My personal opinion is that Carson is closer to the mark, as he offers a much more nuanced and balanced perspective on this issue. Piper seems to ignore the fact that studying and understanding the historical, cultural, textual, and literary factors behind a text is absolutely critical, first and foremost, for the accurate translation of that text into English (a point that Carson alludes to)!
Additionally, Carson is right to note that the Bible is, at it’s core, a “historical revelation.” This cannot be ignored when engaging in the difficult task of understanding and applying the biblical text. However, I don’t think the task is impossible (as Piper seems to imply when he says that a focus on hermeneutics will “paralyze” preachers). Hundreds of godly men and women have dedicated their lives to studying and writing about these topics. Christians today are blessed to live in an age of ample scholarly resources, many of which are totally accessible to those are willing to put in a little effort and dig deep.
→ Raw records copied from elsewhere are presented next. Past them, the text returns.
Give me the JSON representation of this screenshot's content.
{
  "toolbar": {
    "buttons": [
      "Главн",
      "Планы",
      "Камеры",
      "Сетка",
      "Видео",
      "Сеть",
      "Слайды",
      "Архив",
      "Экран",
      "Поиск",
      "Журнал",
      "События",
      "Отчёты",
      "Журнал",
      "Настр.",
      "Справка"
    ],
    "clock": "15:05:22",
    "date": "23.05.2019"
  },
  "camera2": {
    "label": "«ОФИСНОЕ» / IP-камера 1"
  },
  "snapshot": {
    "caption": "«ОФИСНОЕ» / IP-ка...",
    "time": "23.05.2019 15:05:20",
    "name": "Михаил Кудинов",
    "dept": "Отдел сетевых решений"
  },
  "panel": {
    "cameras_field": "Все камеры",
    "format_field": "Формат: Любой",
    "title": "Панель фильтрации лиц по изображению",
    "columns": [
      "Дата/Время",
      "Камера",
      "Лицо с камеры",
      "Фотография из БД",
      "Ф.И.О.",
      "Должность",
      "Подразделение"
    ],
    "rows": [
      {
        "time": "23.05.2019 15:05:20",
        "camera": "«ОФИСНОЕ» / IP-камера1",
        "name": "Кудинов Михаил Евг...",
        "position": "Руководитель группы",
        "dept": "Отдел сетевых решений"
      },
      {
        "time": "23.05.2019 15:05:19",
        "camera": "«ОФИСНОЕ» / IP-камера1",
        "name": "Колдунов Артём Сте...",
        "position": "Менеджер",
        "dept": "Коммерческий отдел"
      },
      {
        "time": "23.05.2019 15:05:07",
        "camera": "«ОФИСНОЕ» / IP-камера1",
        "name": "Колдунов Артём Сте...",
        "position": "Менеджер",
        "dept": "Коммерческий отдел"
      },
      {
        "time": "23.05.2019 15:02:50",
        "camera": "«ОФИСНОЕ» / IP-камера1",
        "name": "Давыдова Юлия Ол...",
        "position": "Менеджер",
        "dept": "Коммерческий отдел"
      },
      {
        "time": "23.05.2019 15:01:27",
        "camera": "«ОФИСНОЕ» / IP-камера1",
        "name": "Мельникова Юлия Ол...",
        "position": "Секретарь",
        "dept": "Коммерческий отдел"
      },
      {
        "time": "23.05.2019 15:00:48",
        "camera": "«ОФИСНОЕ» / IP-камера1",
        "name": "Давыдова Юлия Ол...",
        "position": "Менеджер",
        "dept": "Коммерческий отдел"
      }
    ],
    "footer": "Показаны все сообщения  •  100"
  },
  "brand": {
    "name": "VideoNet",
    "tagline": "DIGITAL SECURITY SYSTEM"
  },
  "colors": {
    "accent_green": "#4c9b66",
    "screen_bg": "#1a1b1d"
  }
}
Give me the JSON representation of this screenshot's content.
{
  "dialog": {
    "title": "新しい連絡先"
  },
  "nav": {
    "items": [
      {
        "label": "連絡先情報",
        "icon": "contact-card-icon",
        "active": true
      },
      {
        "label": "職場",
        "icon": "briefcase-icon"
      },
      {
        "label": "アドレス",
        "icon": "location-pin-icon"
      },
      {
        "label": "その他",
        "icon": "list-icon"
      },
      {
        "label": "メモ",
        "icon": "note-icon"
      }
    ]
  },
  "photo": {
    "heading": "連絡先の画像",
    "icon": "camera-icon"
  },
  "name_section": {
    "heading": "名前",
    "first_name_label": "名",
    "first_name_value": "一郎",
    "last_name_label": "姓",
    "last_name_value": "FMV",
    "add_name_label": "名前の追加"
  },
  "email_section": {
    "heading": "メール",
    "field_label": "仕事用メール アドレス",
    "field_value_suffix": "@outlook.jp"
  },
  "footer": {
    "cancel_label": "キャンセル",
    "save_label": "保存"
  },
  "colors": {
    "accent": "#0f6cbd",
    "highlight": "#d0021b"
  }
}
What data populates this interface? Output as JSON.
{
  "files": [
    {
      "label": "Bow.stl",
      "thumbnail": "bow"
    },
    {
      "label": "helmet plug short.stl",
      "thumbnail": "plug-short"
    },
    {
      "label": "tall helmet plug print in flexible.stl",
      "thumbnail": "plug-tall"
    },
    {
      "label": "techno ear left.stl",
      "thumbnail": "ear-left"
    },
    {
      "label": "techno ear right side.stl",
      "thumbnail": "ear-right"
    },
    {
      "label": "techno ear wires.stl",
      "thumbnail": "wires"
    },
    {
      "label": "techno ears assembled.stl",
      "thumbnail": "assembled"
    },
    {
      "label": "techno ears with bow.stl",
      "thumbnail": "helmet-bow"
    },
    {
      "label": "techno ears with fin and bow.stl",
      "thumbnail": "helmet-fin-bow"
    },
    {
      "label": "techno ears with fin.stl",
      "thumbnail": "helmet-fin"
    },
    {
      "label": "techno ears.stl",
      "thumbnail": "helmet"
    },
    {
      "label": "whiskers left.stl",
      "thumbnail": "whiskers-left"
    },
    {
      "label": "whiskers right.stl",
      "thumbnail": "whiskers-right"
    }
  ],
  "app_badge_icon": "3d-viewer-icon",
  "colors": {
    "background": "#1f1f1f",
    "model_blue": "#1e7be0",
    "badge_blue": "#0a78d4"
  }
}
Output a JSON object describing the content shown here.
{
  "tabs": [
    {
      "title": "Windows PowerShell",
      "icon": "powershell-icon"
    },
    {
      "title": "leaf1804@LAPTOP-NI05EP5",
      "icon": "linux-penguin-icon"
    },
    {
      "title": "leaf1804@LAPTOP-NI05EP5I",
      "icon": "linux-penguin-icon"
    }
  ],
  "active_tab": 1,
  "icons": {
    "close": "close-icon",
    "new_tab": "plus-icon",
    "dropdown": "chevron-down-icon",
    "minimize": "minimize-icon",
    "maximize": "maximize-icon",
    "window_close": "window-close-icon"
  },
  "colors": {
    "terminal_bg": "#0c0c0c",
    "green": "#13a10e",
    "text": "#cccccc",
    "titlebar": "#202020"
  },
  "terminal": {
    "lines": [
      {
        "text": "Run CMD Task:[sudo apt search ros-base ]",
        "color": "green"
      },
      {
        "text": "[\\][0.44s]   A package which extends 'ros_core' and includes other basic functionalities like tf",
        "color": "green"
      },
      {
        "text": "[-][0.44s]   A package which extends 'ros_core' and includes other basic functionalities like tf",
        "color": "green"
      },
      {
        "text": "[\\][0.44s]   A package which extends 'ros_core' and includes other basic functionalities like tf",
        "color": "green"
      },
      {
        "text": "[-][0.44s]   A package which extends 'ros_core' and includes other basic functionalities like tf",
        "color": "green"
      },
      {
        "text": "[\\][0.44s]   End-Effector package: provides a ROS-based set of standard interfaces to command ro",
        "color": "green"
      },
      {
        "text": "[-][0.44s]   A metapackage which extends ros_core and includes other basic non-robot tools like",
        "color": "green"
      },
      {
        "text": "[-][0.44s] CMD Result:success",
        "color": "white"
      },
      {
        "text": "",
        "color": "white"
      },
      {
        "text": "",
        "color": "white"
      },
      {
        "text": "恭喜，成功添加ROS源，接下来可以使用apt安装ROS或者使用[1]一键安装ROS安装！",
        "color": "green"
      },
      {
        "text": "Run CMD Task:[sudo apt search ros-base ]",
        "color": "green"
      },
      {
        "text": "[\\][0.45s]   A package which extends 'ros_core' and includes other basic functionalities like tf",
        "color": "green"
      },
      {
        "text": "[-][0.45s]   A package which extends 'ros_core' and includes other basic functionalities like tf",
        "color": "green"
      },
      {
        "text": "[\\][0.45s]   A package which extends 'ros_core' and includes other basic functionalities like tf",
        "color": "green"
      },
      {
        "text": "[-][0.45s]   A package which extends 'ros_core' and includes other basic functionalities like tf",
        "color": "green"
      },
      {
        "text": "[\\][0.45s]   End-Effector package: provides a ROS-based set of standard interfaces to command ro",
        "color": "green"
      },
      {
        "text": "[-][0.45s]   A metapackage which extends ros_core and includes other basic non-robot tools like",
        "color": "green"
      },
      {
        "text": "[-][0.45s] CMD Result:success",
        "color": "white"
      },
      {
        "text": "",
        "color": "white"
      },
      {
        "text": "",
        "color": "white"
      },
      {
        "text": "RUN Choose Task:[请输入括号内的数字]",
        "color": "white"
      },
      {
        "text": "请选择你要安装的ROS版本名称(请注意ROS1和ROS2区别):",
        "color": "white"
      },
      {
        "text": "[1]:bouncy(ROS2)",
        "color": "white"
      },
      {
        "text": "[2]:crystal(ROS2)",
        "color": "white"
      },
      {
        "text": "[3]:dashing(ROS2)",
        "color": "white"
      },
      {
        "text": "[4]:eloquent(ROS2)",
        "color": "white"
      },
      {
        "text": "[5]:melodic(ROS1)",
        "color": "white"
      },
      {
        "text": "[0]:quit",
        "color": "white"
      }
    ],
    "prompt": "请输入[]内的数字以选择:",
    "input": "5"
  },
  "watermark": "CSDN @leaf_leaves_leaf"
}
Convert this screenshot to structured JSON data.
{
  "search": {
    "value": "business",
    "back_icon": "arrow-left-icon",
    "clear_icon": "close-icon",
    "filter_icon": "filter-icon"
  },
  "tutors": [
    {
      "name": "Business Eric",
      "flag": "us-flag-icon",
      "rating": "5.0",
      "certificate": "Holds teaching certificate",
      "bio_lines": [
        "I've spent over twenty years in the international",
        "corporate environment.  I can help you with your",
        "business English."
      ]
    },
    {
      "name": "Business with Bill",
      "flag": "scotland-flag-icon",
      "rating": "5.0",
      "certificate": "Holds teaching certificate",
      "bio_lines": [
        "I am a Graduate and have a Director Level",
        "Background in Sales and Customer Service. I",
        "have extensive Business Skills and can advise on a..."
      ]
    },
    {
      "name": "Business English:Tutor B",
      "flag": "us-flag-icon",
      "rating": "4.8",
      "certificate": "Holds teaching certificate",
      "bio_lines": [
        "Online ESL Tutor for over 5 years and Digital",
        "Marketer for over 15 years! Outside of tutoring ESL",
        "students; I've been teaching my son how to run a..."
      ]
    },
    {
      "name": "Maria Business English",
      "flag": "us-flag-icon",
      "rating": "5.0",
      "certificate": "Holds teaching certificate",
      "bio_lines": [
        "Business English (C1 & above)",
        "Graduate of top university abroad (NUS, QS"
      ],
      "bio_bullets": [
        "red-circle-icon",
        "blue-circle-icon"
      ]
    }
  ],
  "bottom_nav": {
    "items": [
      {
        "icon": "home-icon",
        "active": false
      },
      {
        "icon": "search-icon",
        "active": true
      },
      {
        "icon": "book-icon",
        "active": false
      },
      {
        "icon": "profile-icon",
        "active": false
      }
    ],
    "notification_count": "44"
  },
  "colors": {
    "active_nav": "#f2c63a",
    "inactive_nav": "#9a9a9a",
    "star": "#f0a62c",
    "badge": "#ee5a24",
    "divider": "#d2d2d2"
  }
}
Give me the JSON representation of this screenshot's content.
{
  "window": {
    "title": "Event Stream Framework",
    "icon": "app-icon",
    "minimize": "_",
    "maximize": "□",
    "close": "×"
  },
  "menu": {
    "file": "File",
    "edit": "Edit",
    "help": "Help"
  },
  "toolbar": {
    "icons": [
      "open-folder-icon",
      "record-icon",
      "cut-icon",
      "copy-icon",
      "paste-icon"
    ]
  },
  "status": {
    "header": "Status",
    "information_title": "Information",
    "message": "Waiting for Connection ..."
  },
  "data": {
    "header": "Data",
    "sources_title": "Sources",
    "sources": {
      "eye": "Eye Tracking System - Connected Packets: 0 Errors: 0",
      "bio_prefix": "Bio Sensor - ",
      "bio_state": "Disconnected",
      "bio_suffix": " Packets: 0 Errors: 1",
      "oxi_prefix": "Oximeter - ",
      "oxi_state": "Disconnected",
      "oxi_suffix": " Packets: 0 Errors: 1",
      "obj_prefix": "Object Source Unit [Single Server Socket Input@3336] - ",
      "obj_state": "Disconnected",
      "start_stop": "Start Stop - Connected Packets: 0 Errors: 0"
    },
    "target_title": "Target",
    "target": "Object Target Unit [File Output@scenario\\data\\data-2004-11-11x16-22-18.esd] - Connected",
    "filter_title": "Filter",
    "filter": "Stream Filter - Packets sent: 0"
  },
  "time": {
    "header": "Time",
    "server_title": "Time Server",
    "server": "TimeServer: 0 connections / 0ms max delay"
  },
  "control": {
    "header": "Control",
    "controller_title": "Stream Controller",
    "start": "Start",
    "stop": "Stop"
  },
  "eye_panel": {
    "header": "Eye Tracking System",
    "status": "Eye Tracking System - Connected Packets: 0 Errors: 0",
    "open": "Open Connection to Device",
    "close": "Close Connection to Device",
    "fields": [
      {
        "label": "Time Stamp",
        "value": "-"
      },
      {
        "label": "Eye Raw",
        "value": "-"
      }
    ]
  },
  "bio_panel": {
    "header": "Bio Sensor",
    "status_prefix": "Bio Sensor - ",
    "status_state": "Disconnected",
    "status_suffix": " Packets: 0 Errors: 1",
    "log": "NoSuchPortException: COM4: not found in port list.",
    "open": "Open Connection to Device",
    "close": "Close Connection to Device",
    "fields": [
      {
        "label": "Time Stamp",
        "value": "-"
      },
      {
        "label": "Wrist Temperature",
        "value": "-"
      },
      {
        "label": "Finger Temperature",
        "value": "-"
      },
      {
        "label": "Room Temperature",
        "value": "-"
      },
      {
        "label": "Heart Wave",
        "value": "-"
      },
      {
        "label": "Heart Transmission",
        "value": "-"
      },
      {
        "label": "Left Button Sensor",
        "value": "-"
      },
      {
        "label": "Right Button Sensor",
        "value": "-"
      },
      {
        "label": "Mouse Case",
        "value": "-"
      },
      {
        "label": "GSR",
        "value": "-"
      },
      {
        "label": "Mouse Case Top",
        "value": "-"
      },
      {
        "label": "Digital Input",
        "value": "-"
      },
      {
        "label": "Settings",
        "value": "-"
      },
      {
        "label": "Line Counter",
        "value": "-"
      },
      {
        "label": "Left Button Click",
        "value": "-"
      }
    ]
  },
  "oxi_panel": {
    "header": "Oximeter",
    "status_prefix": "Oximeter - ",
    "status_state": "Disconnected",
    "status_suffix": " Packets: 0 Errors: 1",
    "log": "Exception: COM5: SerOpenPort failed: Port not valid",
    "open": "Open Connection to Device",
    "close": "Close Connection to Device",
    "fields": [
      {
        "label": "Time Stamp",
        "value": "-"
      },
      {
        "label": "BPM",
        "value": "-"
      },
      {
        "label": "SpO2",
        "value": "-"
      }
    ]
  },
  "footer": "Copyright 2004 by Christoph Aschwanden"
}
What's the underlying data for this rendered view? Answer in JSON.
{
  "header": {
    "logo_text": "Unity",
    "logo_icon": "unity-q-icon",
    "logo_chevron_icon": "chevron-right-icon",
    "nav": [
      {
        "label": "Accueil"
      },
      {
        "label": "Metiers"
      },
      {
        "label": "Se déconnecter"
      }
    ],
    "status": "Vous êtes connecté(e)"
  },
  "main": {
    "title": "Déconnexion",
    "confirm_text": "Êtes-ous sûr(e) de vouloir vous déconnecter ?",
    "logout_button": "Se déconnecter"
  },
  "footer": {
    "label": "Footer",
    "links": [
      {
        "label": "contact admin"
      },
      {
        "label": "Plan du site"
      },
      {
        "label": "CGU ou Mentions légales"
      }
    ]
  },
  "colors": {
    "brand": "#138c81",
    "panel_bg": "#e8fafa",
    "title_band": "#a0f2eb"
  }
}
Modern American preachers have no excuse for neglecting to engage in careful hermeneutical study before teaching on a biblical text. This doesn’t necessarily mean that they need to read ten books on one passage, but it does mean that they should do their best, with the time and resources available to them, to carefully investigate relevant interpretive factors.
HT: Desiring God